If you want to nominate your favourite 2013 BioMed Central open access research article for 8th Annual …
Posted on behalf of Professor Mike Clarke, Director, All Ireland Hub for Trials Methodology Research, Queen’s University Belfast and Co-ordinating Editor, Cochrane Methodology Review Group
It’s not quite a case of ‘it was 20 years ago today’, but 2013 sees the 20th anniversary of the establishment of The Cochrane Collaboration, the world’s largest organisation producing systematic reviews in health and social care. As part of the year’s celebrations, reflections and future gazing, a special collection of articles has been prepared for Systematic Reviews. This highlights the work of the Cochrane Methods Groups and others in developing the methodology for what was still a relatively new area of scientific research back in the early 1990s. At …

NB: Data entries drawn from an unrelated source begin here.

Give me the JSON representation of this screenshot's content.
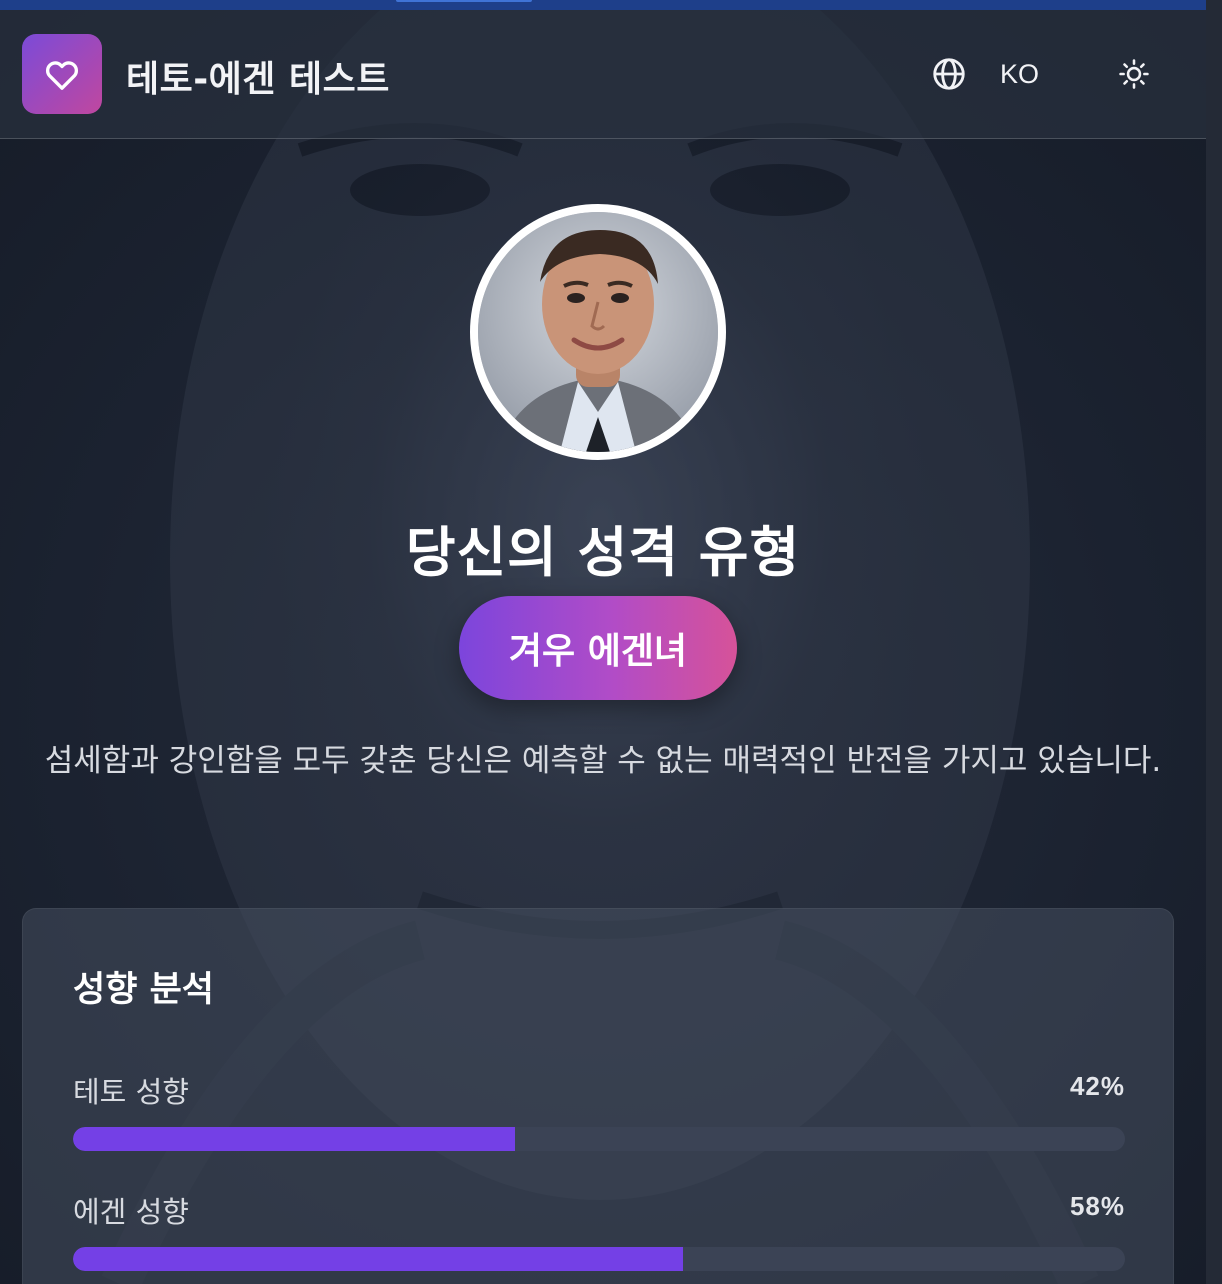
{
  "app": {
    "title": "테토-에겐 테스트",
    "language": "KO",
    "accent_gradient": [
      "#7b4bd8",
      "#c0479f"
    ]
  },
  "icons": {
    "logo": "heart-icon",
    "language": "globe-icon",
    "theme": "sun-icon"
  },
  "result": {
    "heading": "당신의 성격 유형",
    "type_label": "겨우 에겐녀",
    "description": "섬세함과 강인함을 모두 갖춘 당신은 예측할 수 없는 매력적인 반전을 가지고 있습니다."
  },
  "analysis": {
    "title": "성향 분석",
    "traits": [
      {
        "label": "테토 성향",
        "percent_text": "42%",
        "value": 42,
        "color": "#7440e6"
      },
      {
        "label": "에겐 성향",
        "percent_text": "58%",
        "value": 58,
        "color": "#7440e6"
      }
    ]
  }
}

As preparations were underway in Northern Ireland for the 39th G8 summit, science ministers from the G8 nations met with their national science academies to discuss the most pressing issues in research facing scientists across the globe.
Their recommendations will be put to the G8 leaders during talks today and tomorrow. Among them are decisive actions required to make scientific research more open and more accessible.
In a statement released on June 13, the group note that: ‘Open enquiry is at the heart of scientific endeavour, and rapid technological change has profound implications for the way that science is both conducted and its results communicated’. They go on to state their support for a clear set of …
A medical journal that started life as a one-man project from his Auckland home, has influenced pharmaceutical policy in nations around the world.
Today Journal of Pharmaceutical Policy and Practice (JoPPP) transfers to publish with BioMed Central, and also marks a new chapter for the journal, which was started five years ago by The University of Auckland senior lecturer Dr. Zaheer-Ud-Din- Babar, supported by an expert International Advisory Board.
Formerly known as Southern Med Review, the journal has been unique in publishing the work of new researchers, documenting the pharmaceutical situation of low- and middle-income countries and debating pertinent pharmaceutical policy questions. Published studies have been instrumental in changing medicine policies in …